A subset of HTML and scripting. A request header passed by the browser that demands HTMLite content, with the browser and caching agents enforcing those limits on publishers (rejecting the content wholesale if it breaks the rules).

We need to embrace the theory of AMP while rejecting the centralized control and monitor that it entails.

This isn’t simply NoScript or other hacked solutions, but needs to be a holistic reconsiderations of the basics of what we’re trying to achieve. Our web stack has become enormously powerful, from GL to SVG to audio and video and conferencing and locations and notifications, and that is just gross overkill for what we primarily leverage it for. We need to fork this vision before it becomes a graffiti-coated ghetto that only the brave tread, the userbase corralled off into glittery alternatives.

Summer Draws To A Close

I hope those of you in the Northern Hemisphere had a glorious summer. And for those in the Southern, I hope a great summer awaits.

Now that the summer break draws to a close, it’s time to get back on projects and roll out some deliverables. Two personal projects I’ve committed to delivering in the near future are a video app — for gradual, trickle monetization1 reasons — and a multi-device contour mapping/property mapping app leveraging reference barometers, GPS and GLONASS, where available. That one is just for fun. Along with various professional things (I’m available for your projects). And I’ll start spinning up content on here.

Otherwise it’s been a period without much to talk about on here.

One of the few things really interesting over the summer has been the adoption of Kotlin as a first-class language in Android Studio 3. Kotlin is a product of JetBrains, the creators of the excellent IntelliJ IDE (which Android Studio is based upon), and it’s a language I didn’t pay attention to previously: I veer away from tools and languages that require less common dependencies when handed off to other teams, and it can be a problem during technical due diligence. Now that Kotlin is more accessible for a major platform, I finally took the dive in learning and adopting it for those projects where the JVM or similes (e.g. Android) are a part of the solution.

And it’s actually a really compelling language. The sort of fluid, intuitive programming that is similar to Go programming for me. It dramatically reduces the enormous trove of boilerplate that Java often demands.

Ultimately programming languages are largely interchangeable. Almost anything can be implemented in just about any language. The number of lines will vary, the readability fluctuate, etc, but in the end you don’t have to ever change languages. But there is something almost indescribable about languages like Go, and now Kotlin, where the implementation is so fluid with your thought process that it simply makes implementing more complex solutions effortless.
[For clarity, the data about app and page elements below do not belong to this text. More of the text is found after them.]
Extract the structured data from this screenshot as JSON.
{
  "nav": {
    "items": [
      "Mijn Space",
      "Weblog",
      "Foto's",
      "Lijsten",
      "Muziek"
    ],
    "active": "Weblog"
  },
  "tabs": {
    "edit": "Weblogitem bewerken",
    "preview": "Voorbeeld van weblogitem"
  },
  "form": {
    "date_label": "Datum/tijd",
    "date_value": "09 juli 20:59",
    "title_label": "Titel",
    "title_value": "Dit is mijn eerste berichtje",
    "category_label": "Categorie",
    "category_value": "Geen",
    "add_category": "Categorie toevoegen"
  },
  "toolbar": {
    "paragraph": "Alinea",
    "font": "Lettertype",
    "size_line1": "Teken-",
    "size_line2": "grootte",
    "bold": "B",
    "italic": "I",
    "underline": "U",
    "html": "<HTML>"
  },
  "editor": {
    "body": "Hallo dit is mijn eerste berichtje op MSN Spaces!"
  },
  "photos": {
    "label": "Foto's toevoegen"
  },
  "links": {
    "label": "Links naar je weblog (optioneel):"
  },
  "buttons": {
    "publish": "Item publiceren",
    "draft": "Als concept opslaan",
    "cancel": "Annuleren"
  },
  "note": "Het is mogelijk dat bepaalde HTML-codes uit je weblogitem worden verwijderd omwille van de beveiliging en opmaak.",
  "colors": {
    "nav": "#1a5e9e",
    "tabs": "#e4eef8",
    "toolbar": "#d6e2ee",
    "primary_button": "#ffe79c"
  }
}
I am a big fan of Go but readily acknowledge that it has an enormous litany of deficiencies, but something about it just makes great solutions appear. Other languages have great features on paper, yet seemingly nothing of consequence ever seems to be created with it. Kotlin is unique in that not only does it bring that power, it also has a pretty compelling set of modern features.

It is hardly perfect, of course: Its construction was clearly bounded by the limits of the JVM (though you can target native code and several other platforms), so it doesn’t have the greenfield benefits of something like Rust, but it is an enormous improvement over Java when I have to work in that domain.

1 – A big change in focus of my efforts is that I’m going to focus far more on sustainable recurring income (both in the hired help and built apps for monetization variety), versus “shoot for the moon” type initiatives. Technology sales are unbelievably long, drawn out, and risky, with a process that is almost impossible unless you’re willing to be personally “acquired” in the transaction, committing to moving in the process (which I am not willing to do. Short term on sites are fine, but changing countries is not). Thousands of hours and in the end the roadblocks end up being the most trivial of things, all of it distracting from other income sources. Consulting efforts have their own gamut of problems, but some recurring revenue is far better than remote odds of an occasional large jackpot.